*What you should do:* Scan the records for "Order". Report each line that includes it.
-------
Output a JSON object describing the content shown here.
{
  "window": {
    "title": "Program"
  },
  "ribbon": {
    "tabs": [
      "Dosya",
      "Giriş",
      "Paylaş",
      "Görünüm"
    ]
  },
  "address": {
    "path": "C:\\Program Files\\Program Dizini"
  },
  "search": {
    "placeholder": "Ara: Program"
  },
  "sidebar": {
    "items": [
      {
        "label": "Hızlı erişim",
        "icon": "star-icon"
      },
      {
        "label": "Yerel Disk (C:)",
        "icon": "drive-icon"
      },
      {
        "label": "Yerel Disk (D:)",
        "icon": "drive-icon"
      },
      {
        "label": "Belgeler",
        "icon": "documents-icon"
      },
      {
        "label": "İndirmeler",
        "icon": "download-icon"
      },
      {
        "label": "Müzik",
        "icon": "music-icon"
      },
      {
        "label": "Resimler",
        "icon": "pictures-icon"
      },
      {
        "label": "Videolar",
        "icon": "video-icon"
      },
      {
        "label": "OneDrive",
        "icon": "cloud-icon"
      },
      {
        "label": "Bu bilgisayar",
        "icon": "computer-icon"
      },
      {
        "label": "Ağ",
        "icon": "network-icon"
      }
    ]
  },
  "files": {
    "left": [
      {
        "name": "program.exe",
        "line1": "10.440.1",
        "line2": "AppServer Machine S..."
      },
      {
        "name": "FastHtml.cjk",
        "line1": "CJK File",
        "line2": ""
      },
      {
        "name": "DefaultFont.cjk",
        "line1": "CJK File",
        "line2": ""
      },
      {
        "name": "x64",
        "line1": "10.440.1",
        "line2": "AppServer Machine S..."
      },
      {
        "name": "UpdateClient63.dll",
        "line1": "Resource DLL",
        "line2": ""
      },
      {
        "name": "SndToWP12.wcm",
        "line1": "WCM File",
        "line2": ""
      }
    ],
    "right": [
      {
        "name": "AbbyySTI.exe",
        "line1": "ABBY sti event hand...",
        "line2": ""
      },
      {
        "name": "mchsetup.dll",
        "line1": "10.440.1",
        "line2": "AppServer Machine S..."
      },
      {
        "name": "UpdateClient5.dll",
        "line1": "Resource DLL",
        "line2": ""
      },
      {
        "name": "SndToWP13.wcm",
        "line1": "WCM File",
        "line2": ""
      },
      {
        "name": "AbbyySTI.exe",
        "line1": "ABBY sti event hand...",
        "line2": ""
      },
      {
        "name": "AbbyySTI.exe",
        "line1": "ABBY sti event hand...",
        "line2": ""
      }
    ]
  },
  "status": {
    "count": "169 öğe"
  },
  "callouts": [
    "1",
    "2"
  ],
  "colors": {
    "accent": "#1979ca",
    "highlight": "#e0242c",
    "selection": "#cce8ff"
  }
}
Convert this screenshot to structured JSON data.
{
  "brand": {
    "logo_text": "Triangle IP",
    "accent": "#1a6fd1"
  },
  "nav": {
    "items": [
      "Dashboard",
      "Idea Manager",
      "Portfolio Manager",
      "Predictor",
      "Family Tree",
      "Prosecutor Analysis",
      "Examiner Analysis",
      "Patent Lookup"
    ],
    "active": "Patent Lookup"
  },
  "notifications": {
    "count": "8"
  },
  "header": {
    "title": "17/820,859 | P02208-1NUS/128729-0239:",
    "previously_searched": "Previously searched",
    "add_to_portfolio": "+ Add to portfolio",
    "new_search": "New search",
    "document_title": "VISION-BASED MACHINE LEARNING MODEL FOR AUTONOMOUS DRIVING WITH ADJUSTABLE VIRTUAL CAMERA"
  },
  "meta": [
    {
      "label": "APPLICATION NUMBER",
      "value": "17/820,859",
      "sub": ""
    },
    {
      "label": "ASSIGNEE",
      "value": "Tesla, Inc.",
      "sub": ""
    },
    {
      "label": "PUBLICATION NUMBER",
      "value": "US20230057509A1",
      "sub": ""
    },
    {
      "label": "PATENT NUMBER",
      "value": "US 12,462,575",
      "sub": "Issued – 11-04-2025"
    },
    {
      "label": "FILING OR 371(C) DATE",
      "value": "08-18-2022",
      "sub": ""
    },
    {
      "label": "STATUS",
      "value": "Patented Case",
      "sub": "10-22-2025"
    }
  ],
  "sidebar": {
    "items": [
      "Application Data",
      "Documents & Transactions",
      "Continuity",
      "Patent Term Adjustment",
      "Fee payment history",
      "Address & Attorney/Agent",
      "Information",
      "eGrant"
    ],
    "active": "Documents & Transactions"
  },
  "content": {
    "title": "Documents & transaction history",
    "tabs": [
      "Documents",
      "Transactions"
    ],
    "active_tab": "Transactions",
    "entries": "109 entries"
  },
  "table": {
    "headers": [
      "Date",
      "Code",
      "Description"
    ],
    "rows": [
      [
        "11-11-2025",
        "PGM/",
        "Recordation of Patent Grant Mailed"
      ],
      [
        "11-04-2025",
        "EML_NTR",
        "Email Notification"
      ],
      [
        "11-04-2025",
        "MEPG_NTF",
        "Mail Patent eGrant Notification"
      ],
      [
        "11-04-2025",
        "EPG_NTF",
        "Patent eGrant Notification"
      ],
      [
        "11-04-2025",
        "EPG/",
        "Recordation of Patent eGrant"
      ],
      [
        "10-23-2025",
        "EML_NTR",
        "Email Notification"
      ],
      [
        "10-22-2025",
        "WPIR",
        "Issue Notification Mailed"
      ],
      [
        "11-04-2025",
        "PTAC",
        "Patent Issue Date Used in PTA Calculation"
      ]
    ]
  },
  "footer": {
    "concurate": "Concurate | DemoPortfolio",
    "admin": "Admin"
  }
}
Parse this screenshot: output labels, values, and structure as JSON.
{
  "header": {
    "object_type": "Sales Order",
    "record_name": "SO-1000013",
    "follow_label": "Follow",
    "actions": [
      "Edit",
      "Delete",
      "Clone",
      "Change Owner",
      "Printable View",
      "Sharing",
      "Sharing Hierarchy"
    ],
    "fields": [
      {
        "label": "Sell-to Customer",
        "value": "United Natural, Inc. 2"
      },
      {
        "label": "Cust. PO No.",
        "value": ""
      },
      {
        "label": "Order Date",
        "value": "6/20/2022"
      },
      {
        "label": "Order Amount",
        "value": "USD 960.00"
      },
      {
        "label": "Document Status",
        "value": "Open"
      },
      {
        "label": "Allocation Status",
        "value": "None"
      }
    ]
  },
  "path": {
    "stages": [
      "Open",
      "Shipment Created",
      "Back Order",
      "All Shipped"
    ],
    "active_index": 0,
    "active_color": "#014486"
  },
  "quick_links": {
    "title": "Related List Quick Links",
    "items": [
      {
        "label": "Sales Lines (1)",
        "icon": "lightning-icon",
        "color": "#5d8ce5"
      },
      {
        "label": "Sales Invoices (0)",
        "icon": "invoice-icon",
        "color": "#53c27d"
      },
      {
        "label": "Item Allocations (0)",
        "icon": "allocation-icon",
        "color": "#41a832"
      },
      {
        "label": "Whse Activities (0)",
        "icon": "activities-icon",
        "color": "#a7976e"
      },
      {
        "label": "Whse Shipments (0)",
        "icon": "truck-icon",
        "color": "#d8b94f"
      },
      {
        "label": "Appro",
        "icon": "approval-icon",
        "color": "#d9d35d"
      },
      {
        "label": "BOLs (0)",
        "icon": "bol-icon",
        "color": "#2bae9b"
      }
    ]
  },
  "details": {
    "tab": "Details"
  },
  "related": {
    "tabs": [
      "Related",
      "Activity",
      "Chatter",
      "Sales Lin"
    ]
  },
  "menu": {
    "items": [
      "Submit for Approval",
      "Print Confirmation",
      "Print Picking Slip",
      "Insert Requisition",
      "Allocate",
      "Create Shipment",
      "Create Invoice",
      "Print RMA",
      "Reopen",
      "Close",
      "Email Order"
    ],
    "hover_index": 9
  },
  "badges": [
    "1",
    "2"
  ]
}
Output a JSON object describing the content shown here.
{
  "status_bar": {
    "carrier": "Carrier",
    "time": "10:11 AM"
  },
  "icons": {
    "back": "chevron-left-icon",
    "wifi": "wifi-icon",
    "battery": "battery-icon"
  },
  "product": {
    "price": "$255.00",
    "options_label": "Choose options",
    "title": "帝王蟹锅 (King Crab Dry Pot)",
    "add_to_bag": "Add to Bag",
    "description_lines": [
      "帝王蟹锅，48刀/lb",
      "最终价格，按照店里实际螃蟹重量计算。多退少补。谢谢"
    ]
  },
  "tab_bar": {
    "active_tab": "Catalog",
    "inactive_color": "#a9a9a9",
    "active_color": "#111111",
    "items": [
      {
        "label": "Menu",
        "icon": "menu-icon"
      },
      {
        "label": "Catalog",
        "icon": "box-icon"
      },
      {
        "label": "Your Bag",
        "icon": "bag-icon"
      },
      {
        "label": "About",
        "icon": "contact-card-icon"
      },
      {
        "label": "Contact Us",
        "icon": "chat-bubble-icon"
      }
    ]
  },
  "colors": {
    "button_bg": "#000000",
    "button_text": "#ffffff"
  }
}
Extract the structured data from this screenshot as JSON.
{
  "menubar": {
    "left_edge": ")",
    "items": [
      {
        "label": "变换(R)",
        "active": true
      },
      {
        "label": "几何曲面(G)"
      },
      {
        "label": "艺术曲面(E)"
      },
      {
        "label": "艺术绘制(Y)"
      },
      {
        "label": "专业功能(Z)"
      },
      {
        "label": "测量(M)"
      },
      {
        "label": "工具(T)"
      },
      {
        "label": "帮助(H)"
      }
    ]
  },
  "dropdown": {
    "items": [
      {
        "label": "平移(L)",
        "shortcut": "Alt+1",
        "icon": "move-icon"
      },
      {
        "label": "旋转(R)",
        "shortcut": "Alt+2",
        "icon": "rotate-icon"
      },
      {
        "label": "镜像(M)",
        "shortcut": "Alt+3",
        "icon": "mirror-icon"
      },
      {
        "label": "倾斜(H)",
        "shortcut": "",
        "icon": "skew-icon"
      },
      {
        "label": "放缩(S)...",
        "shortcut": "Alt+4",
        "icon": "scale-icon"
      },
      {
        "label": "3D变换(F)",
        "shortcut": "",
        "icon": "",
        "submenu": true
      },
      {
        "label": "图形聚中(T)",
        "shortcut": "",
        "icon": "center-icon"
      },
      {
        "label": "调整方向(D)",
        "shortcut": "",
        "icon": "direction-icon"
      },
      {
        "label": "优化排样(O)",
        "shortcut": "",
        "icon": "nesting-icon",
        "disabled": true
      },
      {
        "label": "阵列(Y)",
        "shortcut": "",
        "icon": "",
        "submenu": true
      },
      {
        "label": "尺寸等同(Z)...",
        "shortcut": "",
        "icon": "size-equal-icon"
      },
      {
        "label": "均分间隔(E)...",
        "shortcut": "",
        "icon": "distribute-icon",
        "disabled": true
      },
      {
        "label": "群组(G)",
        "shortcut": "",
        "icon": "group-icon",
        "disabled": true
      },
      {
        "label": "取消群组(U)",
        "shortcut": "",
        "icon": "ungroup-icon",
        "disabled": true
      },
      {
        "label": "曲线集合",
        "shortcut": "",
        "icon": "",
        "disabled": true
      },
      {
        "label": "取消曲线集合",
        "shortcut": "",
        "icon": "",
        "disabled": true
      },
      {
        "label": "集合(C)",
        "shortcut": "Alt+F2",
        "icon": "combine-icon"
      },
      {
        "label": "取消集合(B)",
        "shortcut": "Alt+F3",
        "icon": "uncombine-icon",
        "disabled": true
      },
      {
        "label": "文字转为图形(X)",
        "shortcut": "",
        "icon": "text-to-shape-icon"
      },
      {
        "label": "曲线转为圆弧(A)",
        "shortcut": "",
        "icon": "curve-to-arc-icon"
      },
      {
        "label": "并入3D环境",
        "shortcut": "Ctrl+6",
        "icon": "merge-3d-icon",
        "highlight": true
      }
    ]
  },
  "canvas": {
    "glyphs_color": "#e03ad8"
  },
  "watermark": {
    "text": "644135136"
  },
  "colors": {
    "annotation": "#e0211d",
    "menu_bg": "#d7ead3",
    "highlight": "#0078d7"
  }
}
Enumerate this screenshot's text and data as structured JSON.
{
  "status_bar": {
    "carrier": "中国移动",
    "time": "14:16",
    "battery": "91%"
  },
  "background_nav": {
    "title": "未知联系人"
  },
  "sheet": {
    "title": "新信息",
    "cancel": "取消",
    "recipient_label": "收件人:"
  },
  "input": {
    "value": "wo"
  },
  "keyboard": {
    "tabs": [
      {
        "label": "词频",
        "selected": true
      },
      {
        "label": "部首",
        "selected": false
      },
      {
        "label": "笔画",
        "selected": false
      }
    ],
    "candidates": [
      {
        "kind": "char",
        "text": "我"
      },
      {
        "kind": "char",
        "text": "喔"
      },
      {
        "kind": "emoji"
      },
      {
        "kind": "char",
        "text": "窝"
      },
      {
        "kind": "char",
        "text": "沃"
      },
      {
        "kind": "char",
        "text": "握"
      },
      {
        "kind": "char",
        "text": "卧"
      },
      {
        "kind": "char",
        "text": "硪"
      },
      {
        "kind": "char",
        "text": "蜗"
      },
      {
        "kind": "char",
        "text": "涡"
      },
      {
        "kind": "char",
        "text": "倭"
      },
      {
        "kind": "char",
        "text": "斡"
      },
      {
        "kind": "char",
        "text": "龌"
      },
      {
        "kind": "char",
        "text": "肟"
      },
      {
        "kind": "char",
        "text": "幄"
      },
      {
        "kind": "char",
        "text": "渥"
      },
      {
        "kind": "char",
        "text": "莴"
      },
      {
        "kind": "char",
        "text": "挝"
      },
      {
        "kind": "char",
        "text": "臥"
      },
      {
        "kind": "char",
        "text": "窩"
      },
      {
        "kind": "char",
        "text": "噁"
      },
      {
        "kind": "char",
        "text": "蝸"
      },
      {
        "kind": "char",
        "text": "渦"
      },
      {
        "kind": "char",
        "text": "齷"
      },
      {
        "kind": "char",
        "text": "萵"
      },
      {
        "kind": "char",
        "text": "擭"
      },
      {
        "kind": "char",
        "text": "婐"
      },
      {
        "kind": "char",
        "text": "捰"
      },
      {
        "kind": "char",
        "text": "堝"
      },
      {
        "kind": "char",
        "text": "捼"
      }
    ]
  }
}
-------
*Exercise answer:*
    "object_type": "Sales Order",
        "label": "Order Date",
        "label": "Order Amount",
      "Back Order",
      "Email Order"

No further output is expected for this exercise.